Now tax money and policy is sifted and sorted through political appointees, immortal bureaucracies and defense-contract-style arrangements to feed a dwindling number of profit-starved insurance companies who then deny your claim. Doctors hire legions of workers to manage the regulatory, litigative, and insurance paperwork hassles; or leave private practice to become an employee within a clerically staffed healthcare corporation. So healthcare is still both expensive and unpleasant. But now it’s only because politicians, not doctors, are practicing medicine. Our healthcare injustices and vital statistics have decayed into an embarrassment at just the time when technology should make healthcare cheap, effective and available to all.

It is hard to imagine what politicians could have done to make our healthcare situation any worse.  Yet, according to a July 2006 Harris Poll, Americans rate the issue of healthcare well-behind Iraq, the economy, immigration and even gas prices.  Even more strangely, most people now think we must, to some degree and by some unspecified method, “socialize” healthcare just as Europe, Canada and other nations are now scrambling back toward free market reforms.  What are we thinking?

Can you imagine granting our corrupt politicians, already bought out by Big Pharma and other Big Corporations the power to determine what we do to, and with, our bodies?

Let politicians have their way with Iraq, the Colts and toll roads. Let them run lotteries and practice voodoo.  But please, let doctors do healthcare at last; they’ve earned the right.


I wish I’d said that…

I read this column by Roger Roots some time ago (I’m guessing in November of 2008), and came across it again today.

It’s brilliant.  I can’t do better.  So in honor of Constitution Day, I’m reposting it:


Published in: on September 17, 2009 at 6:06 pm  Leave a Comment  

Politics isn’t cool. It’s deadly.

It is the all the rage to blame “big corporations,” “profit motivation,” and “the influence of money in politics” on our social problems.  But that is a dangerous self-deception for at least three reasons:

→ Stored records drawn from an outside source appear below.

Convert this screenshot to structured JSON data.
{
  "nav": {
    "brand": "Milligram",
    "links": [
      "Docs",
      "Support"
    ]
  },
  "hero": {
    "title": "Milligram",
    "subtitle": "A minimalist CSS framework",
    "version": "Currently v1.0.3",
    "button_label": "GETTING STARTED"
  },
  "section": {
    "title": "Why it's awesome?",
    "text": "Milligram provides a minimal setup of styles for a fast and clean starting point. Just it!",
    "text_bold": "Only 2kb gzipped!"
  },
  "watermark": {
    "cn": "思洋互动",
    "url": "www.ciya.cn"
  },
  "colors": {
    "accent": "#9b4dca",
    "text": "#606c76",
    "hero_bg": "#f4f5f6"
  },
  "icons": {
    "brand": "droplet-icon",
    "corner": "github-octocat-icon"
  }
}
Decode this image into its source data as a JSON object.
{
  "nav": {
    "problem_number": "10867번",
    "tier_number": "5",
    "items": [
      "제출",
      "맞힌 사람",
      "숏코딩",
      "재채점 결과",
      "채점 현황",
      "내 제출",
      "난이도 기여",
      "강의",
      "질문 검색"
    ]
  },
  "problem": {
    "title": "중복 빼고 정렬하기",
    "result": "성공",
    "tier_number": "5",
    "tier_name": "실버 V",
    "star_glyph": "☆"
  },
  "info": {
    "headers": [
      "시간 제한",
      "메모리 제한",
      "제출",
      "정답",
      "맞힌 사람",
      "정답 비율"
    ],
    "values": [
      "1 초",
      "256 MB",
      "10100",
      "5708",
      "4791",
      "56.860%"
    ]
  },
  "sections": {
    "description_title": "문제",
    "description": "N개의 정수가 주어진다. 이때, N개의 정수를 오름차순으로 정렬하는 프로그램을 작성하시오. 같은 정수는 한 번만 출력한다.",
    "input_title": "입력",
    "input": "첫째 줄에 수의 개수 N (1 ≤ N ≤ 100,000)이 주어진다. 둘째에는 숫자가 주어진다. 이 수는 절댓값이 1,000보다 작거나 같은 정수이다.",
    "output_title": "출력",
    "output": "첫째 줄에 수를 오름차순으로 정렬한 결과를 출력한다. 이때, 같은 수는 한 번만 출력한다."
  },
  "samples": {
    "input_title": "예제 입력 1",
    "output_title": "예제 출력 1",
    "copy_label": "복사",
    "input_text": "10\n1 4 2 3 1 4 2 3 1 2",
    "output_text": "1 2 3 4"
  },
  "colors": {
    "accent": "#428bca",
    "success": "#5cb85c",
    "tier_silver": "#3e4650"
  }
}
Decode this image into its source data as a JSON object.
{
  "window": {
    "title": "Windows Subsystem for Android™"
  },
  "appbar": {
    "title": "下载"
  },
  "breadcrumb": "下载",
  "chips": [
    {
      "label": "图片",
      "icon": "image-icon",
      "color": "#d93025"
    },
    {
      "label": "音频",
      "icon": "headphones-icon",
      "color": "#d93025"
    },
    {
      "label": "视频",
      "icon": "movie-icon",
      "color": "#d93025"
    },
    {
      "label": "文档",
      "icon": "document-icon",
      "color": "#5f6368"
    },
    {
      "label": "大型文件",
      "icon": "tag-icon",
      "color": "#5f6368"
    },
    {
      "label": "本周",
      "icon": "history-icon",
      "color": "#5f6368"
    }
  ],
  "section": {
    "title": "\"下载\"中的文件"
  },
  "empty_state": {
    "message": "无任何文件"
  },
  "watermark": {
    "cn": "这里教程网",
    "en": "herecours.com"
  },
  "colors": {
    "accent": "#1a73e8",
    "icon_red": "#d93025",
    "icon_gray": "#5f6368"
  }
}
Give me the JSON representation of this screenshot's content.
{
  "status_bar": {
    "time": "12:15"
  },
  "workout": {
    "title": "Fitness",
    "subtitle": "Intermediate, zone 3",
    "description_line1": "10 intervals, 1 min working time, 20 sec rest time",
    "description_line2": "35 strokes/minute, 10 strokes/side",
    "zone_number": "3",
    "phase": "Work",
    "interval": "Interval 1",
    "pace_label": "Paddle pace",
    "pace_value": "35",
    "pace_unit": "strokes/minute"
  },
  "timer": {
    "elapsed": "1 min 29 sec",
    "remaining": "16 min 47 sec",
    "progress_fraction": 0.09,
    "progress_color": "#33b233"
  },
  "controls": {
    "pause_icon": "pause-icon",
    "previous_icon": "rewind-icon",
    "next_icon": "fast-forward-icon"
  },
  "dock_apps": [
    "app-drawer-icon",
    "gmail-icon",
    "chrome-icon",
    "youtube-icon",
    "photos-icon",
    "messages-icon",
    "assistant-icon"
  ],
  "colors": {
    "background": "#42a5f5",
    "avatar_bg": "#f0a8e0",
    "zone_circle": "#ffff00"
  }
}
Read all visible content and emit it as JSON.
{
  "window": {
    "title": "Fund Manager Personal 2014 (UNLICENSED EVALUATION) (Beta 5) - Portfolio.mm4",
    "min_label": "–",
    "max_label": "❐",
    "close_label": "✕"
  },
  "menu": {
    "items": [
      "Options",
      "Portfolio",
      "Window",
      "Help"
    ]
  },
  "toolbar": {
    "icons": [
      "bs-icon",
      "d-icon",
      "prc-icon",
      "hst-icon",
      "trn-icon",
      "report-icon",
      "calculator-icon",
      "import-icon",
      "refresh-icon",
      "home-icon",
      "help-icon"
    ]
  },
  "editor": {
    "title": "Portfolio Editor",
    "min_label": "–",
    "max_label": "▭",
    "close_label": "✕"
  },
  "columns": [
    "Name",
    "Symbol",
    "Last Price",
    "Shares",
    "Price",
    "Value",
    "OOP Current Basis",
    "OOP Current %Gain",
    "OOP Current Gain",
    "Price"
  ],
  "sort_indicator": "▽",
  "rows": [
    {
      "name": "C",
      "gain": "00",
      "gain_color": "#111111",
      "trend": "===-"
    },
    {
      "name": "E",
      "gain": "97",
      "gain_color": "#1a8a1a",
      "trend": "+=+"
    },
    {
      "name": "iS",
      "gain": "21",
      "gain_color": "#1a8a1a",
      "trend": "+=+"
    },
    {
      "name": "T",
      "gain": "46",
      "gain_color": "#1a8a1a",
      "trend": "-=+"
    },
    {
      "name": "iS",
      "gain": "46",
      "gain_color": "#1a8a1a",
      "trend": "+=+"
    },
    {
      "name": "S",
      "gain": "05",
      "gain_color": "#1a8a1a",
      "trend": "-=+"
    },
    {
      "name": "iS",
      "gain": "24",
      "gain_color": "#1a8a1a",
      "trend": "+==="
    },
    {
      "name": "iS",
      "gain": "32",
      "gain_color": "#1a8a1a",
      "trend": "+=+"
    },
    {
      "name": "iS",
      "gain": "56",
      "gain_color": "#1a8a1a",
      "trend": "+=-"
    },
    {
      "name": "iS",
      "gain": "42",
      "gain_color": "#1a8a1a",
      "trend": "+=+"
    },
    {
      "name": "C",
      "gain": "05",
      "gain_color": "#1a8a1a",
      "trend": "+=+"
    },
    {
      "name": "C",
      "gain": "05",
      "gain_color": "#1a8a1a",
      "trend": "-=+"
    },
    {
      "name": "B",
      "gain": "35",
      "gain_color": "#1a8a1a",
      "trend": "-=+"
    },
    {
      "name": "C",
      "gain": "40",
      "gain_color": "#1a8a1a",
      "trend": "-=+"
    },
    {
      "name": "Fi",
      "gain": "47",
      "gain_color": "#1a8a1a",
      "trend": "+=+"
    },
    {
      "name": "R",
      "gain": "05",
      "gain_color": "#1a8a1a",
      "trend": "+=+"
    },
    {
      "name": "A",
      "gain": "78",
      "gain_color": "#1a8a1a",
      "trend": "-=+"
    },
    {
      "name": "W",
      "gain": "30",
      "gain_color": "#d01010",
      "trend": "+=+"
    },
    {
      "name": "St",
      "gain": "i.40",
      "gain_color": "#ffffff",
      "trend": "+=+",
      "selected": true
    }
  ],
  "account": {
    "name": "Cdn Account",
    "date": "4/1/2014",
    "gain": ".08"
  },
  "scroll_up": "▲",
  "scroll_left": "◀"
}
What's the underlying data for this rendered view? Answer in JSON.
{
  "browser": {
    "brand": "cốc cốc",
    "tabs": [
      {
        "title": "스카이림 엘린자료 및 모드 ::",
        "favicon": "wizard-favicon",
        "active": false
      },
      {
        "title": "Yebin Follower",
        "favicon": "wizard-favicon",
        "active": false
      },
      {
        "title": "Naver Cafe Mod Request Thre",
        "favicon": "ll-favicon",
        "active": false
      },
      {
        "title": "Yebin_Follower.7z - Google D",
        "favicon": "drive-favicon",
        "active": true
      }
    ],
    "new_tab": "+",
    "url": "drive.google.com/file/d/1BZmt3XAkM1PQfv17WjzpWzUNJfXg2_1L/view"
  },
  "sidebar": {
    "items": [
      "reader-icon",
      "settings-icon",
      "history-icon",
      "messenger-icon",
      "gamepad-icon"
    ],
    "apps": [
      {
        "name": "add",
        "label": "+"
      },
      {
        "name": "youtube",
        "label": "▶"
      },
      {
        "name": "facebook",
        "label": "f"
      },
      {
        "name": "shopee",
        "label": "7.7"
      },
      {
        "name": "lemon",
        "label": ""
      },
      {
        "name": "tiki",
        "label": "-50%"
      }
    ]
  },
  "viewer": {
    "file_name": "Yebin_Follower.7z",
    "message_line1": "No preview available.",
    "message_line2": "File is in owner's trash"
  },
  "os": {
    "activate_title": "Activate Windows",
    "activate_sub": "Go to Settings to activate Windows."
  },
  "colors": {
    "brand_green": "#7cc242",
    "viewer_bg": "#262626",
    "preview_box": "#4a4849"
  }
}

  1. Corporations are not creatures of a so-called, “unregulated free market.”  On the contrary, corporations are inherently political creations with special legal privileges allocated by politicians, and intended to thwart the absolute accountability in truly free markets.  The “corporate veil” is a layer of protection against evil decisions, in other words.
  2. Corporations can’t buy influence that’s not already for sale.  It’s politicians who’re the influence peddlers.  Politicians are in fact the agents of all large-scale injustice.
  3. Yet Americans have no problems that voters haven’t repeatedly chosen with a greater-than-98% incumbent reelection rate.

We citizens need to understand our power and accountability.  The last thing we need is an imaginary whipping boy.  Our economic and social troubles will abate only when, or if, we come to our senses, act like grown ups, and quit putting our faith in politicians.  Politics isn’t cool and it’s never safe.  After all, the history of politics is the history of oppression, slavery genocide and war.  The whole point of constitutions is, in fact, to put politicians (not corporations, and certainly not you) on a leash.  

Do something unusual on Constitution Day.  Read the Constitution.  You’ll find that:

1. You’ve been lied to for long enough.

2. The truth really can set you free.

Published in: on September 9, 2009 at 10:19 pm  Comments (1)